■ What to work on
All lines with the word "JSON" are to be found and copied from the listing.

■ The input
╔══

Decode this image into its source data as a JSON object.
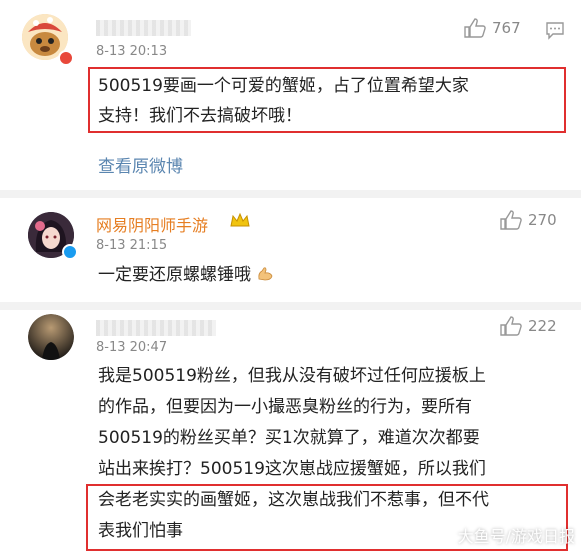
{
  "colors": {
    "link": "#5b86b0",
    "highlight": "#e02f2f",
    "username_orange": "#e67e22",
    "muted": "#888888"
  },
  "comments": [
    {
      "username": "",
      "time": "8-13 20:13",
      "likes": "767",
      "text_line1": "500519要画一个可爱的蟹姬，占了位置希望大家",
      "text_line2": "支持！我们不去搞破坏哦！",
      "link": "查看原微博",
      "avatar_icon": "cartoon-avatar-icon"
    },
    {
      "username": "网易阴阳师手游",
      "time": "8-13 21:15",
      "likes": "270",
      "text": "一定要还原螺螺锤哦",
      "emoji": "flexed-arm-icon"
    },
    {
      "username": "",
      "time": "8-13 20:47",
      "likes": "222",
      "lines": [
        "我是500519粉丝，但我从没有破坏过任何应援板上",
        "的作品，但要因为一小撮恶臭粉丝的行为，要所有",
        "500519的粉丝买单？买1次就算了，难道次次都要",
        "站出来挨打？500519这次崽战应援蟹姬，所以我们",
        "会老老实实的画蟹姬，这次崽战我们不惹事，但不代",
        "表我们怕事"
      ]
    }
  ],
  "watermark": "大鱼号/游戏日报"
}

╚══
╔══

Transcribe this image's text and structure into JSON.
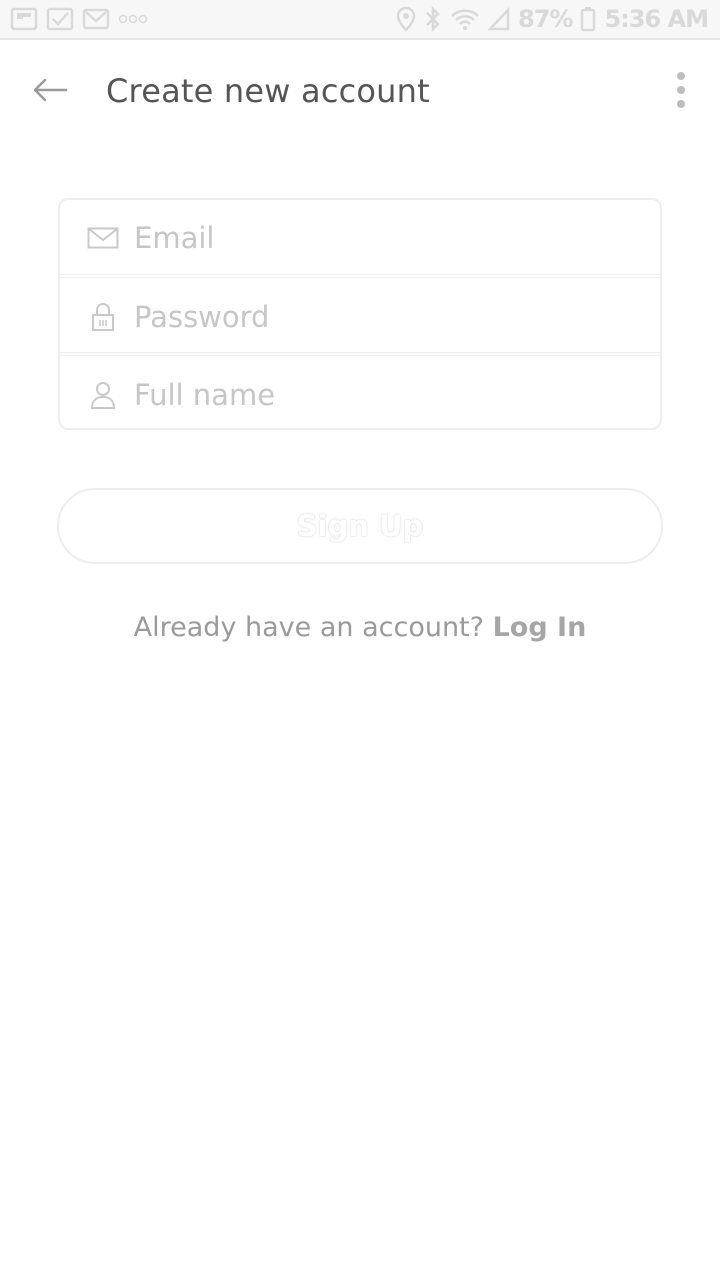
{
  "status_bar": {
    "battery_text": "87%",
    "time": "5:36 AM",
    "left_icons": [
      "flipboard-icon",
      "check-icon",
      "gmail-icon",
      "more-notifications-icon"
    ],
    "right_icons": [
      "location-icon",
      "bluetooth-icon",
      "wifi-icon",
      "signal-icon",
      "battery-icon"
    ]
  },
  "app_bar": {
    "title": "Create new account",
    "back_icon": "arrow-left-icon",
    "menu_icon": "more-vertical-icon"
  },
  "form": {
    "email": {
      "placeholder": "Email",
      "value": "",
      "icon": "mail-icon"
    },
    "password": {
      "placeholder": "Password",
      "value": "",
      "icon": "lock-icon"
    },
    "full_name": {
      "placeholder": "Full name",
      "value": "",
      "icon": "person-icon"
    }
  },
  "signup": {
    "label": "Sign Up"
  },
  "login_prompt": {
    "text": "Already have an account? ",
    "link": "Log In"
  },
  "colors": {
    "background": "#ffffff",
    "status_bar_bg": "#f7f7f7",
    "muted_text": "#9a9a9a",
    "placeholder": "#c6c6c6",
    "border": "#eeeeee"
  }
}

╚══

■ Written solution
Decode this image into its source data as a JSON object.
Transcribe this image's text and structure into JSON.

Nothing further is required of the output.